==== Information supplied
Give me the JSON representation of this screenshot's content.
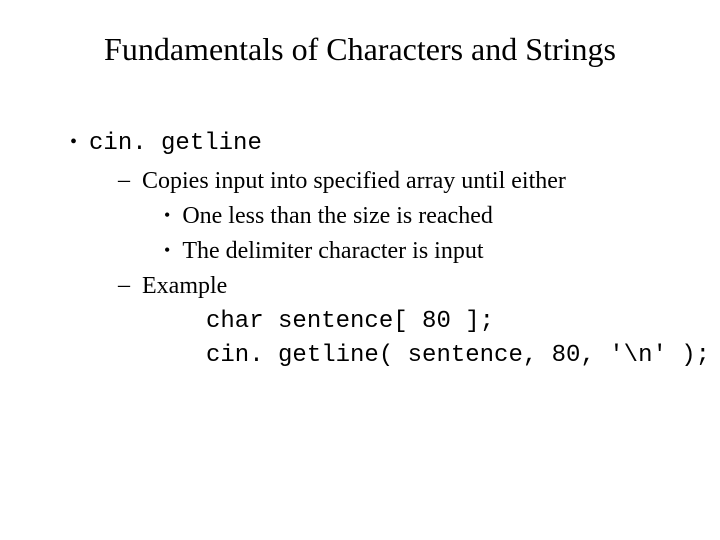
{
  "title": "Fundamentals of Characters and Strings",
  "item1": "cin. getline",
  "sub1": "Copies input into specified array until either",
  "sub1a": "One less than the size is reached",
  "sub1b": "The delimiter character is input",
  "sub2": "Example",
  "code1": "char sentence[ 80 ];",
  "code2": "cin. getline( sentence, 80, '\\n' );",
  "markers": {
    "dot": "•",
    "dash": "–"
  }
}
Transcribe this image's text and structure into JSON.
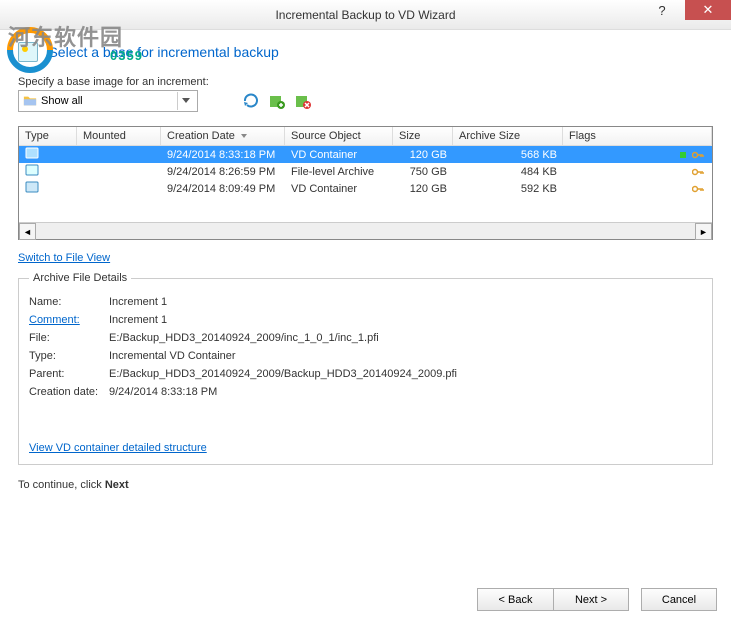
{
  "window": {
    "title": "Incremental Backup to VD Wizard",
    "help": "?",
    "close": "✕"
  },
  "watermark": {
    "text1": "河东软件园",
    "text2": "0359"
  },
  "heading": "Select a base for incremental backup",
  "specify_label": "Specify a base image for an increment:",
  "dropdown": {
    "value": "Show all"
  },
  "table": {
    "headers": {
      "type": "Type",
      "mounted": "Mounted",
      "date": "Creation Date",
      "source": "Source Object",
      "size": "Size",
      "archive": "Archive Size",
      "flags": "Flags"
    },
    "rows": [
      {
        "date": "9/24/2014 8:33:18 PM",
        "source": "VD Container",
        "size": "120 GB",
        "archive": "568 KB",
        "selected": true,
        "icon": "vd",
        "flag_green": true
      },
      {
        "date": "9/24/2014 8:26:59 PM",
        "source": "File-level Archive",
        "size": "750 GB",
        "archive": "484 KB",
        "selected": false,
        "icon": "file",
        "flag_green": false
      },
      {
        "date": "9/24/2014 8:09:49 PM",
        "source": "VD Container",
        "size": "120 GB",
        "archive": "592 KB",
        "selected": false,
        "icon": "vd",
        "flag_green": false
      }
    ]
  },
  "switch_link": "Switch to File View",
  "details": {
    "legend": "Archive File Details",
    "name_label": "Name:",
    "name": "Increment 1",
    "comment_label": "Comment:",
    "comment": "Increment 1",
    "file_label": "File:",
    "file": "E:/Backup_HDD3_20140924_2009/inc_1_0_1/inc_1.pfi",
    "type_label": "Type:",
    "type": "Incremental VD Container",
    "parent_label": "Parent:",
    "parent": "E:/Backup_HDD3_20140924_2009/Backup_HDD3_20140924_2009.pfi",
    "cdate_label": "Creation date:",
    "cdate": "9/24/2014 8:33:18 PM",
    "view_link": "View VD container detailed structure"
  },
  "footer_prefix": "To continue, click ",
  "footer_bold": "Next",
  "buttons": {
    "back": "< Back",
    "next": "Next >",
    "cancel": "Cancel"
  }
}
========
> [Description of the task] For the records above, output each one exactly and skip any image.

> [Result]
Give me the JSON representation of this screenshot's content.
{
  "title": "Fundamentals of Characters and Strings",
  "item1": "cin. getline",
  "sub1": "Copies input into specified array until either",
  "sub1a": "One less than the size is reached",
  "sub1b": "The delimiter character is input",
  "sub2": "Example",
  "code1": "char sentence[ 80 ];",
  "code2": "cin. getline( sentence, 80, '\\n' );",
  "markers": {
    "dot": "•",
    "dash": "–"
  }
}
Transcribe this image's text and structure into JSON.
{
  "window": {
    "title": "Incremental Backup to VD Wizard",
    "help": "?",
    "close": "✕"
  },
  "watermark": {
    "text1": "河东软件园",
    "text2": "0359"
  },
  "heading": "Select a base for incremental backup",
  "specify_label": "Specify a base image for an increment:",
  "dropdown": {
    "value": "Show all"
  },
  "table": {
    "headers": {
      "type": "Type",
      "mounted": "Mounted",
      "date": "Creation Date",
      "source": "Source Object",
      "size": "Size",
      "archive": "Archive Size",
      "flags": "Flags"
    },
    "rows": [
      {
        "date": "9/24/2014 8:33:18 PM",
        "source": "VD Container",
        "size": "120 GB",
        "archive": "568 KB",
        "selected": true,
        "icon": "vd",
        "flag_green": true
      },
      {
        "date": "9/24/2014 8:26:59 PM",
        "source": "File-level Archive",
        "size": "750 GB",
        "archive": "484 KB",
        "selected": false,
        "icon": "file",
        "flag_green": false
      },
      {
        "date": "9/24/2014 8:09:49 PM",
        "source": "VD Container",
        "size": "120 GB",
        "archive": "592 KB",
        "selected": false,
        "icon": "vd",
        "flag_green": false
      }
    ]
  },
  "switch_link": "Switch to File View",
  "details": {
    "legend": "Archive File Details",
    "name_label": "Name:",
    "name": "Increment 1",
    "comment_label": "Comment:",
    "comment": "Increment 1",
    "file_label": "File:",
    "file": "E:/Backup_HDD3_20140924_2009/inc_1_0_1/inc_1.pfi",
    "type_label": "Type:",
    "type": "Incremental VD Container",
    "parent_label": "Parent:",
    "parent": "E:/Backup_HDD3_20140924_2009/Backup_HDD3_20140924_2009.pfi",
    "cdate_label": "Creation date:",
    "cdate": "9/24/2014 8:33:18 PM",
    "view_link": "View VD container detailed structure"
  },
  "footer_prefix": "To continue, click ",
  "footer_bold": "Next",
  "buttons": {
    "back": "< Back",
    "next": "Next >",
    "cancel": "Cancel"
  }
}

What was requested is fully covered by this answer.